(Work request)
All of the data below is to be written out again exactly.

(Supplied records)
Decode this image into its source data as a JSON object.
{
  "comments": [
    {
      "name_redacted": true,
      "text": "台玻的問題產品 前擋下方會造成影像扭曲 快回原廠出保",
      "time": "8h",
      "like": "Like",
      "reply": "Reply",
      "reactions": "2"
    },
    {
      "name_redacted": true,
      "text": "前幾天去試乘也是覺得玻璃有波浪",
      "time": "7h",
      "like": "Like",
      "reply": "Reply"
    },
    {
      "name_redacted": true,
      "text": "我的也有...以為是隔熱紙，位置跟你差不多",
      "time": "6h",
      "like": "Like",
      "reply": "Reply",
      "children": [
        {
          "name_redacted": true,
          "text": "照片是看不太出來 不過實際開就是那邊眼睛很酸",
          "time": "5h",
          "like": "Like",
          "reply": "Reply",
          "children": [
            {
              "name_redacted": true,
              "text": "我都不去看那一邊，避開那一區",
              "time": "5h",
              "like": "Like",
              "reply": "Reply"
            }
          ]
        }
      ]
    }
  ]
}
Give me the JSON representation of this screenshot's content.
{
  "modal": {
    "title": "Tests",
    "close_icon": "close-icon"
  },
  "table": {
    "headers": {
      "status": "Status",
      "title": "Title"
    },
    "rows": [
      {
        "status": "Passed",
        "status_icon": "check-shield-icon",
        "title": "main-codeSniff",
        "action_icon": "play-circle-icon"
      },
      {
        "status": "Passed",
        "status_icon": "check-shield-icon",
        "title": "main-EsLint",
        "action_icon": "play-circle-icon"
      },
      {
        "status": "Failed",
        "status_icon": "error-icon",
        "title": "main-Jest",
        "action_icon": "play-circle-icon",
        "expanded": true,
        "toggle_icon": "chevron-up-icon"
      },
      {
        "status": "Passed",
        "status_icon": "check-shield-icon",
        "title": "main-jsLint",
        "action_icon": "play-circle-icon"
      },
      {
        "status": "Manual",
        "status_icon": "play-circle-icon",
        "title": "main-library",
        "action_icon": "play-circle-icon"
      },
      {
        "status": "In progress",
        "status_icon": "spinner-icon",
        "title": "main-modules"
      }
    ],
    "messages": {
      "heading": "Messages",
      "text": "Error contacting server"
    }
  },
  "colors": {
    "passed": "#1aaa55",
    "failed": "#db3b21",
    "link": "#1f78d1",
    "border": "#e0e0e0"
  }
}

(Exercise answer)
Decode this image into its source data as a JSON object.
{
  "comments": [
    {
      "name_redacted": true,
      "text": "台玻的問題產品 前擋下方會造成影像扭曲 快回原廠出保",
      "time": "8h",
      "like": "Like",
      "reply": "Reply",
      "reactions": "2"
    },
    {
      "name_redacted": true,
      "text": "前幾天去試乘也是覺得玻璃有波浪",
      "time": "7h",
      "like": "Like",
      "reply": "Reply"
    },
    {
      "name_redacted": true,
      "text": "我的也有...以為是隔熱紙，位置跟你差不多",
      "time": "6h",
      "like": "Like",
      "reply": "Reply",
      "children": [
        {
          "name_redacted": true,
          "text": "照片是看不太出來 不過實際開就是那邊眼睛很酸",
          "time": "5h",
          "like": "Like",
          "reply": "Reply",
          "children": [
            {
              "name_redacted": true,
              "text": "我都不去看那一邊，避開那一區",
              "time": "5h",
              "like": "Like",
              "reply": "Reply"
            }
          ]
        }
      ]
    }
  ]
}
Give me the JSON representation of this screenshot's content.
{
  "modal": {
    "title": "Tests",
    "close_icon": "close-icon"
  },
  "table": {
    "headers": {
      "status": "Status",
      "title": "Title"
    },
    "rows": [
      {
        "status": "Passed",
        "status_icon": "check-shield-icon",
        "title": "main-codeSniff",
        "action_icon": "play-circle-icon"
      },
      {
        "status": "Passed",
        "status_icon": "check-shield-icon",
        "title": "main-EsLint",
        "action_icon": "play-circle-icon"
      },
      {
        "status": "Failed",
        "status_icon": "error-icon",
        "title": "main-Jest",
        "action_icon": "play-circle-icon",
        "expanded": true,
        "toggle_icon": "chevron-up-icon"
      },
      {
        "status": "Passed",
        "status_icon": "check-shield-icon",
        "title": "main-jsLint",
        "action_icon": "play-circle-icon"
      },
      {
        "status": "Manual",
        "status_icon": "play-circle-icon",
        "title": "main-library",
        "action_icon": "play-circle-icon"
      },
      {
        "status": "In progress",
        "status_icon": "spinner-icon",
        "title": "main-modules"
      }
    ],
    "messages": {
      "heading": "Messages",
      "text": "Error contacting server"
    }
  },
  "colors": {
    "passed": "#1aaa55",
    "failed": "#db3b21",
    "link": "#1f78d1",
    "border": "#e0e0e0"
  }
}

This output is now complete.